Collected data:
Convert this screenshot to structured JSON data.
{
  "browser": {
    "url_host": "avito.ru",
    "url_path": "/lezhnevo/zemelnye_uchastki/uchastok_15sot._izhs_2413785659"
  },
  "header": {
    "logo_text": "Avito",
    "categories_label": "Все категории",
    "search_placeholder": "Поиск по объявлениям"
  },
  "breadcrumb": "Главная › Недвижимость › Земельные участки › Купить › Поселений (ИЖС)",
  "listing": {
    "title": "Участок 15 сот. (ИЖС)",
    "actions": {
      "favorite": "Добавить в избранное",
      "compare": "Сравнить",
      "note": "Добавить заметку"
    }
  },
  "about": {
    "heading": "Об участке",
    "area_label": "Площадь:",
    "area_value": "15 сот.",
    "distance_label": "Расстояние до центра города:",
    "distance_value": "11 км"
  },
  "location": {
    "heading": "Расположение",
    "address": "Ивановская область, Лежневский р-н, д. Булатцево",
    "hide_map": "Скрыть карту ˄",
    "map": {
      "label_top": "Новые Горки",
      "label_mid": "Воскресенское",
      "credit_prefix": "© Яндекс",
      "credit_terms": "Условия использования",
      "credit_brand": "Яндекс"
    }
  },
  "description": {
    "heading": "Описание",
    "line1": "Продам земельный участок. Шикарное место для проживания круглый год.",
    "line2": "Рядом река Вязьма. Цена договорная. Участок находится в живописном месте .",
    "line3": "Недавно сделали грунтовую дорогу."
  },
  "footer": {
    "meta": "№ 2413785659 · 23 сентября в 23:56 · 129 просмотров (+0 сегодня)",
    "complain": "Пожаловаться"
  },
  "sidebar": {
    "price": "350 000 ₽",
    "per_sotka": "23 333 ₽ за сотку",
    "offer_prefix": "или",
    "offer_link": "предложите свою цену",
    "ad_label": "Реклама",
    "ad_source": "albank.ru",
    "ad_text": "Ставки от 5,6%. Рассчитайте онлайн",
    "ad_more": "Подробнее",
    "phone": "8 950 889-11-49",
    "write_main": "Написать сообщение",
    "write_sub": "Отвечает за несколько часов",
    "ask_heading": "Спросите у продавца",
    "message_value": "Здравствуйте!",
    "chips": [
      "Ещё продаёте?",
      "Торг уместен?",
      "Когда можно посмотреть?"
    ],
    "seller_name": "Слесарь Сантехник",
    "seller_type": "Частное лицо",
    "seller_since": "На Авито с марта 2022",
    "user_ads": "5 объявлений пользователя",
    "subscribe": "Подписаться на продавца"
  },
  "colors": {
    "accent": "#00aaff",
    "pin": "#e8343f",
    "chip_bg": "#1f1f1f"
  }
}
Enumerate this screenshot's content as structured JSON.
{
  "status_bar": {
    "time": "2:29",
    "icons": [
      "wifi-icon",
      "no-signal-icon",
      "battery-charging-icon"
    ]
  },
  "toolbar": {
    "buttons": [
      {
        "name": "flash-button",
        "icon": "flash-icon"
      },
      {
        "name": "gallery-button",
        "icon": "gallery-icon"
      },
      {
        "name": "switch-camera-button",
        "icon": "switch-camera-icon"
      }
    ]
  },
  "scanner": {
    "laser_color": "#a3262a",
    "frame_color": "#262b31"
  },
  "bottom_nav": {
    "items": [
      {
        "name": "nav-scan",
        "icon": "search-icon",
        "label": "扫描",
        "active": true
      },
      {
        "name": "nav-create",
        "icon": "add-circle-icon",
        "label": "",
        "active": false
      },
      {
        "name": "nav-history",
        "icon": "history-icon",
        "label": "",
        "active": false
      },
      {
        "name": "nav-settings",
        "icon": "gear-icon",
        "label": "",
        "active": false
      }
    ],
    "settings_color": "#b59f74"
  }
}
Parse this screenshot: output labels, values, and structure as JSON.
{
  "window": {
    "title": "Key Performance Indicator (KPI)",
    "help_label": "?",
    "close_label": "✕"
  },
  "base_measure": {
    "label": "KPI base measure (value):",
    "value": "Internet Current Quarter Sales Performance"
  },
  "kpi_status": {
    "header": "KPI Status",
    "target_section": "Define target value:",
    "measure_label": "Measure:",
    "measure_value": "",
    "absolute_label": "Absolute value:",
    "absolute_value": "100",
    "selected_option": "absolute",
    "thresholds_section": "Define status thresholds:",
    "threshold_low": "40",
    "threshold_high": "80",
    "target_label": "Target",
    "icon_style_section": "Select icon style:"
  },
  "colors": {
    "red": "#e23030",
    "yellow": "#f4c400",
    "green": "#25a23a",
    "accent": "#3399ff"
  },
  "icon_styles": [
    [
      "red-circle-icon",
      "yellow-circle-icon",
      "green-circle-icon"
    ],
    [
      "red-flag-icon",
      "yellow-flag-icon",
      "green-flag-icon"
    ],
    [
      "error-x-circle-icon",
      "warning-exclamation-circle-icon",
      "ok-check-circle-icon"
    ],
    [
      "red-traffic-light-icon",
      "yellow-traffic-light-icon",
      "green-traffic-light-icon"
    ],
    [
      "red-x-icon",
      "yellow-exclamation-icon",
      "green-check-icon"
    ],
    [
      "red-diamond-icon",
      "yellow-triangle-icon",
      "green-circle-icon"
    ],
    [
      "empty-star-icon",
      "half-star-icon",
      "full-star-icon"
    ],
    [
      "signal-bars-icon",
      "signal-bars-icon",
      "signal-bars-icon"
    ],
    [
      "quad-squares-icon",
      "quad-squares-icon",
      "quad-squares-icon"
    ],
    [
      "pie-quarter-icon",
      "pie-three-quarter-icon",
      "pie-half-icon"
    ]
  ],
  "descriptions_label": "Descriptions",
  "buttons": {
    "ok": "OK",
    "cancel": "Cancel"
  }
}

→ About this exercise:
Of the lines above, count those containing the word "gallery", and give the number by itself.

→ Answer for the task:
2